§ 52. Mr. GINNELL
asked the Prime Minister if he will now state the composition of the tribunal and the character of the promised public inquiry into the killing of non-combatant civilians by the military in Dublin in connection with the recent insurrection; whether the inquiry will embrace the cases of the three non-combatant civilians, Francis Sheehy Skeffington, Thomas Dickson, and Patrick M'Intyre, shot at Portobello Barracks and buried in the barrack yard; the cases of the seventy-one prisoners, including women, shot in Richmond Barracks and buried without identification; the cases of Ernest 1665 Cavanagh, John Hewson, William Maguire, Harris, Casey, and Fowler, shot in the Eden Quay area the cases of Thomas Hickey, Christopher Hickey, Peter Connolly, Peter Lawless, James M'Carthy, Patrick Hoey, and George Ewing, shot in houses in North King Street and buried in cellars and yards there; the cases of Councillor Carroll, Patrick Nolan, and a boy named Coade; the case of Patrick Derrick, shot in the yard of his father's house in Eustace Street; the case of the Reverend Father Watters, shot dead by soldiers when on his way to administer the last sacraments to the dying; Nurse Kehoe, shot by soldiers while engaged in her professional duties; Mrs. Naylor, shot on Great Brunswick Street bridge; if all those cases are not to be inquired into, will he state the grounds for differentiation; whether all the officers and men involved in all those cases will be produced for examination and cross-examination; whether civilian witnesses will be allowed to appear and give evidence without adverse consequences from the Government; and when the inquiry will open?
§ The PRIME MINISTER
With regard to the first part of the question the composition of the tribunal of inquiry into the shootings at Portobello Barracks, which are the only cases in which a public inquiry has been promised, is in course of settlement, and I hope to make an announcement on the subject very soon. Public inquiries have not been promised into the other cases mentioned in the question. I stated my reasons for this decision on the 17th of this month in reply to a question by the hon. Member for East Mayo.
§ Mr. O'SHAUGHNESSY
Will the public inquiry include the shooting of one man in Phoenix Park who was a non-combatant?
§ The PRIME MINISTER
I do not know to what the hon. Member refers. I said shooting at the Portobello Barracks.
§ Mr. GINNELL
Does the Prime Minister maintain that the failure to give a ministerial pledge deprives the people in Ireland of rights they otherwise have? Will the Prime Minister explain why he distinguishes between the Sheehy-Skeffington case and other cases under precisely the same circumstances, and how he reconciles the answer he has just given with that 1666 given on the 10th May, in which he said that similar cases would be followed by similar procedure?
§ The PRIME MINISTER
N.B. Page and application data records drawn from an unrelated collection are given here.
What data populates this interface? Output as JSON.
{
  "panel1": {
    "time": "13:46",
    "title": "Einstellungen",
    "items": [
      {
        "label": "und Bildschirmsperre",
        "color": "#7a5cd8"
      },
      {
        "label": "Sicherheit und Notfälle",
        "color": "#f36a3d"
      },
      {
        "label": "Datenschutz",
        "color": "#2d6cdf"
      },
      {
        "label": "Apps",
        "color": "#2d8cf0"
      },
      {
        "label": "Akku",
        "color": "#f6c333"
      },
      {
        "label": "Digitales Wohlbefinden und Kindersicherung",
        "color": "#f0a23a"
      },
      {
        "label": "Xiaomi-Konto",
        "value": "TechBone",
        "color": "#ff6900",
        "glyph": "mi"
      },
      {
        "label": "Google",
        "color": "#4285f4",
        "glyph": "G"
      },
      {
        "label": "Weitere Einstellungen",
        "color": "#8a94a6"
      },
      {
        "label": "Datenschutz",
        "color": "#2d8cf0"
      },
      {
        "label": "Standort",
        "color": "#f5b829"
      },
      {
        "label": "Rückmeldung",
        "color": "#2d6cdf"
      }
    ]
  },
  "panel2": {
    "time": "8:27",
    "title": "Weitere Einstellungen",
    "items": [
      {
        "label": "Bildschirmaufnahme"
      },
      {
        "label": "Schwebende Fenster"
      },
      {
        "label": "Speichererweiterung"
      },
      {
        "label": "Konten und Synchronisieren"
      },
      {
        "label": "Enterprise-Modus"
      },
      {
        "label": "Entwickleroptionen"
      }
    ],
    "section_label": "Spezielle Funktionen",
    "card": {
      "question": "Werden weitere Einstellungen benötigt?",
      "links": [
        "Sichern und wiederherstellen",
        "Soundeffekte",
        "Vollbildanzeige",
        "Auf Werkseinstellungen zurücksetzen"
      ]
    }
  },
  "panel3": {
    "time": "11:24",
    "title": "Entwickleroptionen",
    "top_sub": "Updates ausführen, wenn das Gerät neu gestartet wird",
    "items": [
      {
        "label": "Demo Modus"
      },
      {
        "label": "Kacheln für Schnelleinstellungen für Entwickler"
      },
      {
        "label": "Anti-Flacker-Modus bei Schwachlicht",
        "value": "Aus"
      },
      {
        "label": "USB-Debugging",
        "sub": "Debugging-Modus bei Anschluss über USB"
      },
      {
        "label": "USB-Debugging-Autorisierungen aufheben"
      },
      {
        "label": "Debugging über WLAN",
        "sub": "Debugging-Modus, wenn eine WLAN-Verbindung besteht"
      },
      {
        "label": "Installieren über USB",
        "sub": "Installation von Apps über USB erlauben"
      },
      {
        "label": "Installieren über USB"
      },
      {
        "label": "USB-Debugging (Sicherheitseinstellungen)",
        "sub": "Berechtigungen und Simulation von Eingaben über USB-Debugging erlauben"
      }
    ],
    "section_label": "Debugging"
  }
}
I have already answered this question many times. I do not want to repeat what I have said.
§ 67. Mr. P. WHITE
asked the Secretary of State for the Home Department, why he refused permission to the hon. Member for North Meath to visit Arthur Griffith, an untried prisoner detained at Reading?
Arthur Griffith is interned at Reading. The grounds for his internment are stated in the notice of the Order which has been served upon him. I have not yet received any recommendation about him from the Advisory Committee, but they are dealing this week with the cases of all the Irish prisoners at Reading who have not previously appeared before them. Griffith is allowed to receive visits in accordance with the rules. Applications from Members of Parliament to pay special visits have been exceedingly numerous, and are allowed as far as possible, but a certain discretion had to be exercised in the matter.
If the hon. Member who has put the question is specially desirous of visiting this man I will certainly arrange it.
There is a very large number of visits, and it is quite impossible for me to know about every one of them.